A group of Myanmar Buddhist monks hold a banner and shout slogans during a protest rally against the visit by the members of the Organization of Islamic Conference (OIC) in Yangon, Myanmar, November, 2013
(Reuters) – Hundreds of protesters led by Buddhist monks rallied in Myanmar on Friday to denounce a visit by a human rights envoy of the United Nations, which has urged the government to grant citizenship to persecuted Rohingya Muslims.
Crowds roared and pumped their fists in the air as Ashin Wirathu, a extremist monk known for railing against Muslims, delivered an impassioned speech in Yangon attacking the U.N. and its Special Rapporteur on Myanmar, Yanghee Lee, who is concluding a 10-day visit.
The scenes demonstrate a surge in Buddhist nationalism in Myanmar, where monks carry considerable influence and were revered for their moral integrity during the five decades when the country was under brutal and corrupt military rule.
Protests were outlawed until the civilian-led government that took office in 2011 lifted the ban.

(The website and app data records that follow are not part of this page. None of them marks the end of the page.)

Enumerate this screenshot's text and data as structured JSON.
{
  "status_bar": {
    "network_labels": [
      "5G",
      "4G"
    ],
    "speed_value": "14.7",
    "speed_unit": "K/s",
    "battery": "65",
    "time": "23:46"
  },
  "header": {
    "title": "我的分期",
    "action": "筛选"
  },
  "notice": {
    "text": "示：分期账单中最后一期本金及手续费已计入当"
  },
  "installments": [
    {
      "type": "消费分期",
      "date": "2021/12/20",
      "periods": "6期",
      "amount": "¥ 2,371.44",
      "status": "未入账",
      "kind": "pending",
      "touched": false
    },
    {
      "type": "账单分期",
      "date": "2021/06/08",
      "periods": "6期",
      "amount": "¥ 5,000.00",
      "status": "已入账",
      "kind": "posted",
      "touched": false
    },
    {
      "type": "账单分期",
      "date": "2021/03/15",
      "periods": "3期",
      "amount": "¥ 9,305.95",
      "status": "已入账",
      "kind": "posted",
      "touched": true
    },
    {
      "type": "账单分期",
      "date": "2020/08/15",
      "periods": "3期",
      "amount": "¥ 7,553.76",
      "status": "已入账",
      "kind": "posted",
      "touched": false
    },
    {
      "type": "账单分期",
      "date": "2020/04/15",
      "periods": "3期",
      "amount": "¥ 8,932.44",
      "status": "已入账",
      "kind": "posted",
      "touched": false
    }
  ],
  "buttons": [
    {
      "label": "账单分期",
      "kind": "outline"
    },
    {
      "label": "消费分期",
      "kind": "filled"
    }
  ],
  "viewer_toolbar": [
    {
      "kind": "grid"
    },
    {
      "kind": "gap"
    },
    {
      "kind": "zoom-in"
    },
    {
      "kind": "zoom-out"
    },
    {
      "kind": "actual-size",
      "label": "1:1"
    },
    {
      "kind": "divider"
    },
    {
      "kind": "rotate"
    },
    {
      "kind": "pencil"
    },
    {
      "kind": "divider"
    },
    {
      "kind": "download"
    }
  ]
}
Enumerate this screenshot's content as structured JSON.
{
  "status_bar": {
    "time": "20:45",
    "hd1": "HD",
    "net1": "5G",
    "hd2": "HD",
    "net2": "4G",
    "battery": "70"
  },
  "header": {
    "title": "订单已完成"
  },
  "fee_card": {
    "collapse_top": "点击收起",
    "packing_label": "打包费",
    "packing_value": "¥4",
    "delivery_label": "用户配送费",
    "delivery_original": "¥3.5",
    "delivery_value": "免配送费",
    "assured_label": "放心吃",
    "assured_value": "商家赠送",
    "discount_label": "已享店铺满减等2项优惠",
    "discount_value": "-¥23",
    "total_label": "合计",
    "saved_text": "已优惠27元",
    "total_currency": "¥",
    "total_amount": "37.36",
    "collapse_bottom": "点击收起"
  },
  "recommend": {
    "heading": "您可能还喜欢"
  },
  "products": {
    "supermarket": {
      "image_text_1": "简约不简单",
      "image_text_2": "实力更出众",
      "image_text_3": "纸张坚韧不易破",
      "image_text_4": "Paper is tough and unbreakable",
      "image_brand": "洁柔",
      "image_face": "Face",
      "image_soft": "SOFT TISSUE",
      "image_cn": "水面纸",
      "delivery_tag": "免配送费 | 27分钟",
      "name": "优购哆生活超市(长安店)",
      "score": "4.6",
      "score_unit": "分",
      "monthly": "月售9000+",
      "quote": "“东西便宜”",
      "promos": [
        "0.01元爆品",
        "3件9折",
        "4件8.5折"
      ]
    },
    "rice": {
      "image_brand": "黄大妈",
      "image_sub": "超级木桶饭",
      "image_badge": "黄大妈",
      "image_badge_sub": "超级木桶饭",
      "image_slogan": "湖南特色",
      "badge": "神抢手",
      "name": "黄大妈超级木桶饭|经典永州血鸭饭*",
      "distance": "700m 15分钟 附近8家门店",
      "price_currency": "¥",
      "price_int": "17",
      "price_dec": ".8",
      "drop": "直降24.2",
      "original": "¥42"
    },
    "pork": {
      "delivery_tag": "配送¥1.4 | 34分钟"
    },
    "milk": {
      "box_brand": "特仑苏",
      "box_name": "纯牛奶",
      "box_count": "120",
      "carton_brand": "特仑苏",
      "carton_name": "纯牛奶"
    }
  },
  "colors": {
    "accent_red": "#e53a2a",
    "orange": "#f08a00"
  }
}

But that has given rise to a Buddhist movement that has taken aim at Muslims, who make up about 5 percent of Myanmar’s population of 53 million…
The Rohingya are ethnically related to the Muslims of Bangladesh, who refuse to take them in. In addition, there are steady occurrences of offences against the tiny number of Buddhists in Bangladesh, who are ethnically related to those in Myanmar.
Another worry is the high birth rate of Muslims, while it is in decline amongst the Buddhists.